Banksy art sold for $60 on New York street

Stall sells signed works worth tens of thousands to unsuspecting buyers

Work from street artist Banksy is seen through a chain link fence last week in the Lower East Side neighbourhood of New York City.Photograph: Andrew Burton/Getty Images

Work from street artist Banksy is seen through a chain link fence last week in the Lower East Side neighbourhood of New York City.Photograph: Andrew Burton/Getty Images

Mon, Oct 14, 2013, 12:37

Signed canvases worth tens of thousands of euro by elusive British artist Banksy were sold at a stall on the New York streets for just $60 (€44) in recent days.

Unbeknownst to those passing by a Central Park “spray art” stall, the works on display, which looked like copies of Banksy’s works, were originals.

In a video post on his website dated October 13th Banksy wrote: “ Yesterday I set up a stall in the park selling 100 per cent authentic original signed Banksy canvases. For $60 each.”

Video: Banksy street stall

Just three people bought the black and white Banksy bargain works from the older man at the stall over the course of a day.

The video shows the man sitting at the stall, titled “Spray Art”, for most of the day with no customers as people pass. At 3.30pm the stall made its first sale as a woman bought two small canvasses for her children, negotiating them down to half price.

At 4pm a woman from New Zealand bought two of the art works. At 5.30pm a man from Chicago bought four. According to the video commentary he was decorating his house and said he “just needs something for the walls”. By 6pm the Banksy “spray art” stall closed with a total taking of $420.

However New Yorkers hoping get another chance to buy cut-price art will be disappointed. Banksy said this was a once off , writing “Please note: This was a one off. The stall will not be there again today.”

Earlier this month the graffiti artists announced on his website that he is undertaking “an artist’s residency on the streets of New York”.

Although he is not providing exact locations, those who spot the graffiti are spreading the word online to aid other fans in the treasure hunt.

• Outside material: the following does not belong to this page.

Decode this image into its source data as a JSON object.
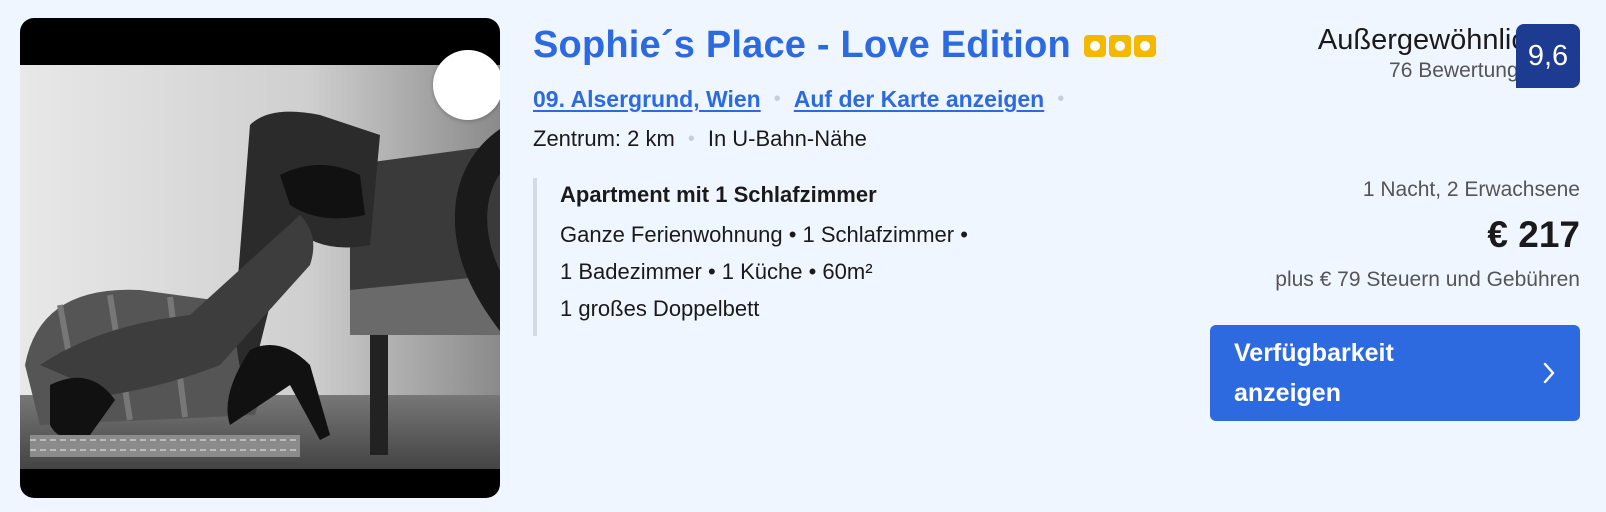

Banksy, who refuses to give his real name,began his career in Bristol spray-painting local buildings. His works now fetch thousands of euro around the world, but many of his street paintings have been defaced, destroyed or removed.